Go through the data below and work out how many lines contain "photo"; the answer is the number alone.

Dataset rows for apps and sites:
-*-
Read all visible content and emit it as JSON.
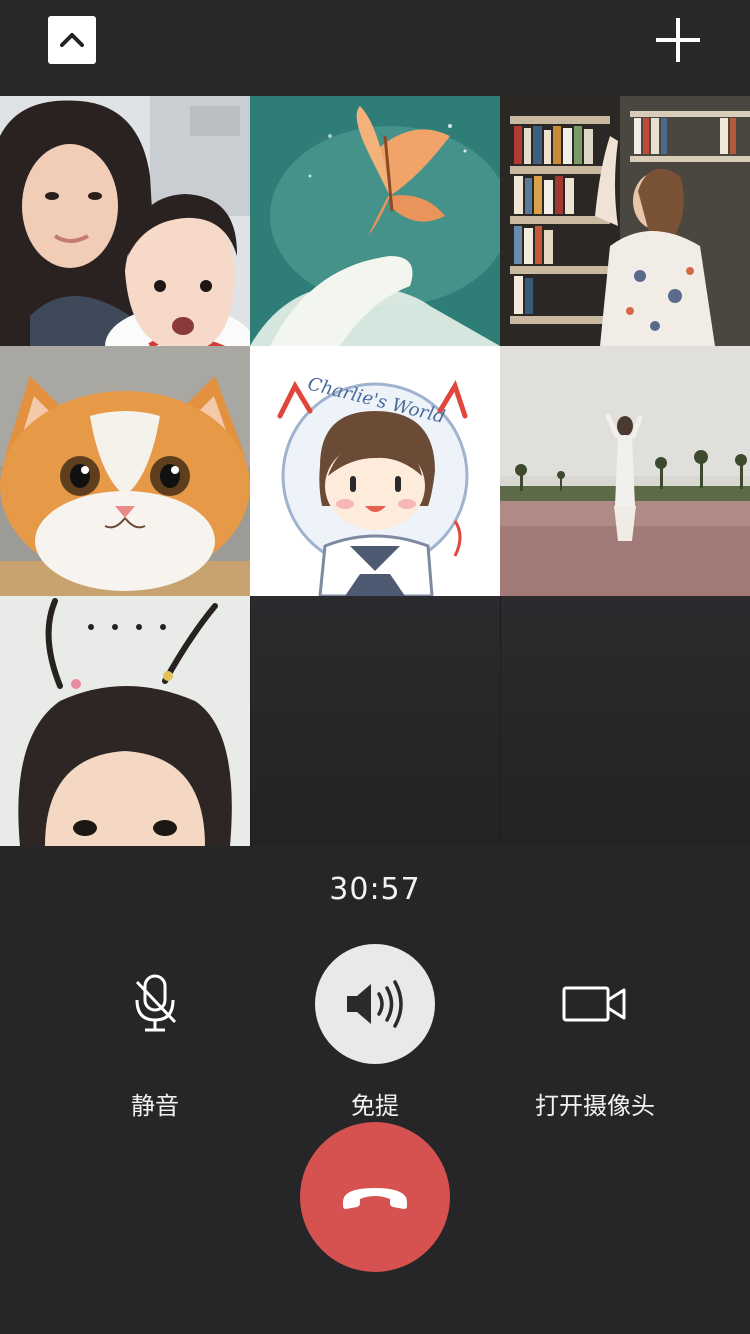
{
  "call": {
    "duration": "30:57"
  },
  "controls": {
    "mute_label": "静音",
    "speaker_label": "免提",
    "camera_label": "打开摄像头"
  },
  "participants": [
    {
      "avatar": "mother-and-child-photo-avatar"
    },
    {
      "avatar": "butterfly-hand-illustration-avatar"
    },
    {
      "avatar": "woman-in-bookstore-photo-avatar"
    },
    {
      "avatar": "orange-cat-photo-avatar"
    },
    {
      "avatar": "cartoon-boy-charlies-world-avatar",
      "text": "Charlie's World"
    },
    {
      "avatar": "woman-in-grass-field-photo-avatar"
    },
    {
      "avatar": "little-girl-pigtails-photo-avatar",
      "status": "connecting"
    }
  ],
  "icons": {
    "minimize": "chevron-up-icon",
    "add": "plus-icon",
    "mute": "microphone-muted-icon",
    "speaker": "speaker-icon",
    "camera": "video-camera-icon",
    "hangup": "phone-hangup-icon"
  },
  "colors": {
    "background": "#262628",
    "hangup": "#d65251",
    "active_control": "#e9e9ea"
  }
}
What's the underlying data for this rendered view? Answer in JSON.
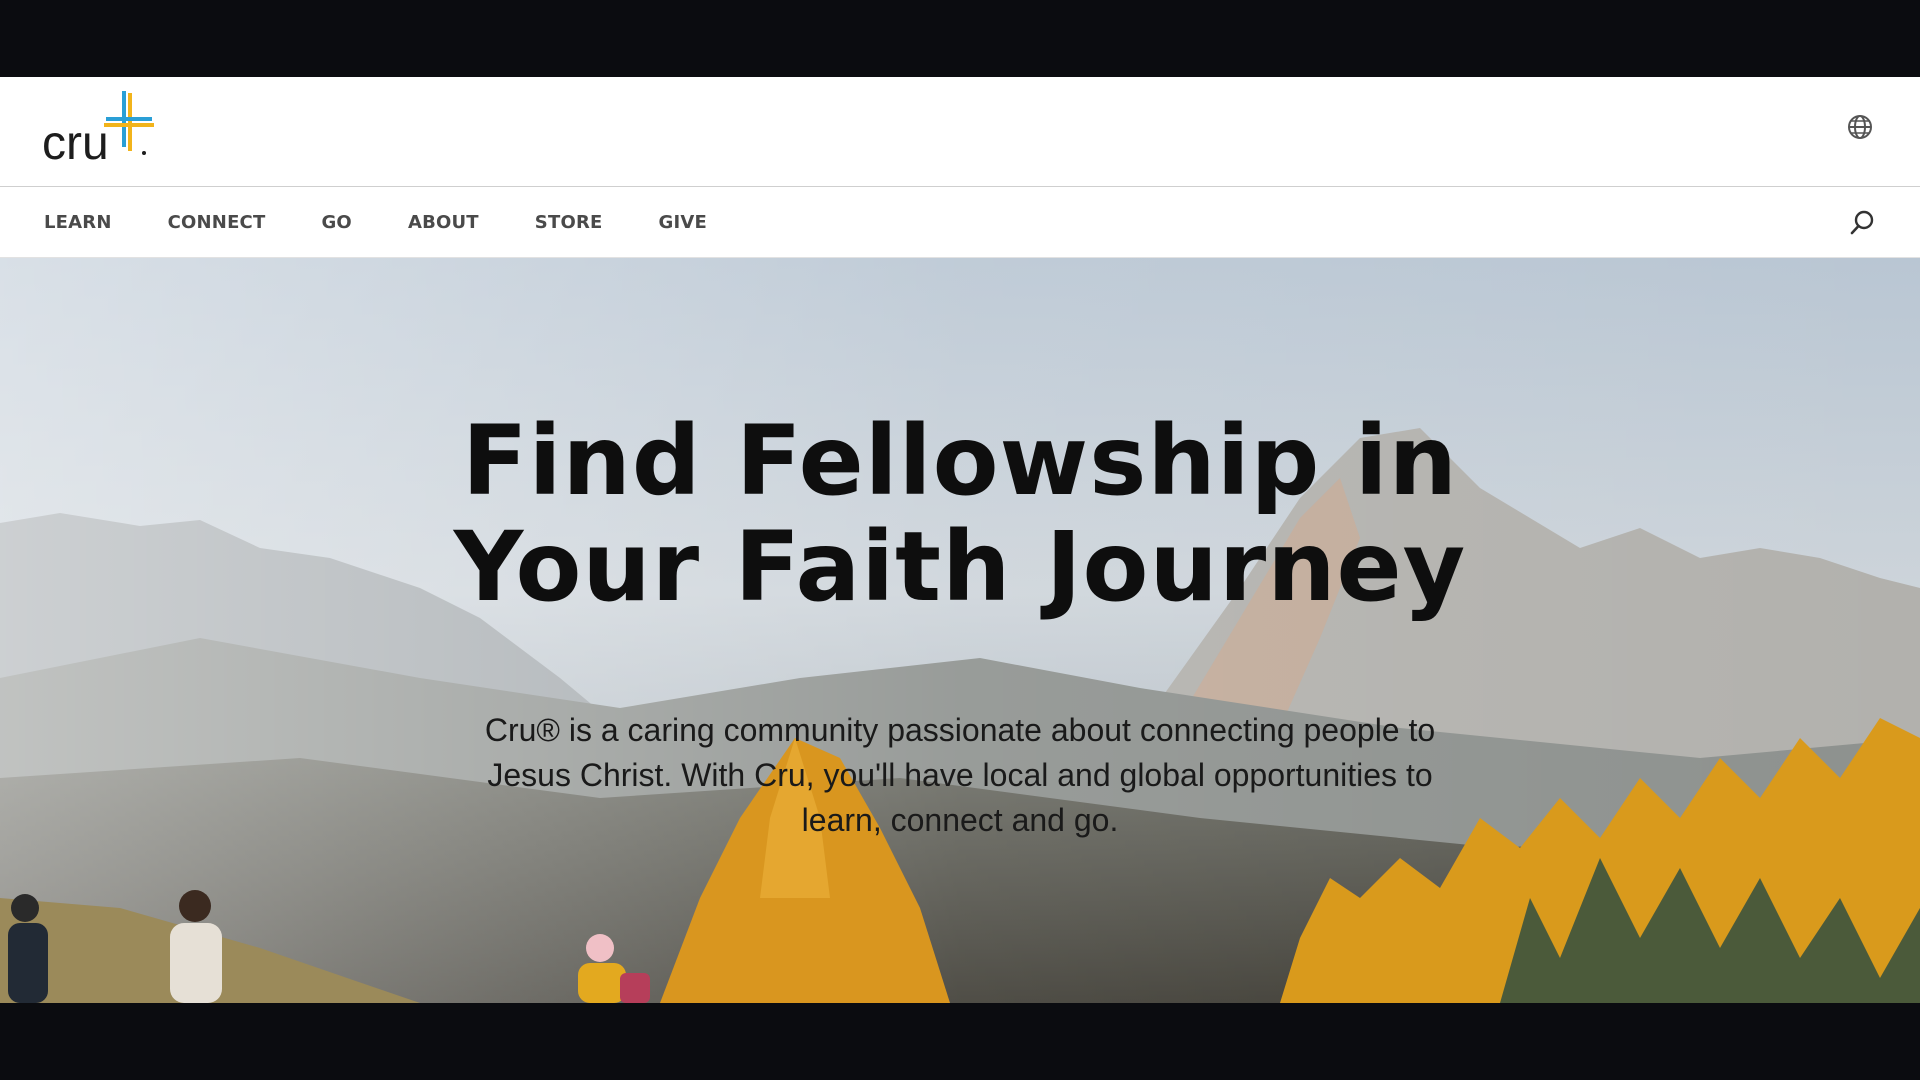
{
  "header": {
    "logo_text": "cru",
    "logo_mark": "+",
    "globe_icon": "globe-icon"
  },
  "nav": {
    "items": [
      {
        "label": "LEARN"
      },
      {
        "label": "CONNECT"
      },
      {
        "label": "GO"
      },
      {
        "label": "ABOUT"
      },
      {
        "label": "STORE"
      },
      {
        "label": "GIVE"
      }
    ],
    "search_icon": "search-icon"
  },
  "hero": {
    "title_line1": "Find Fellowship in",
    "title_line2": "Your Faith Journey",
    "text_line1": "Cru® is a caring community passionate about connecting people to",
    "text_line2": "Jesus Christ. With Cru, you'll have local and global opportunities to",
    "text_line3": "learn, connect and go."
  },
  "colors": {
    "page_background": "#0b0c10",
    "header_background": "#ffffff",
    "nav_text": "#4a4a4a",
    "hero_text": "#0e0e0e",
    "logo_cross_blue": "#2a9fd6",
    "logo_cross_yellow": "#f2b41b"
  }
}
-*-
**Reply**
5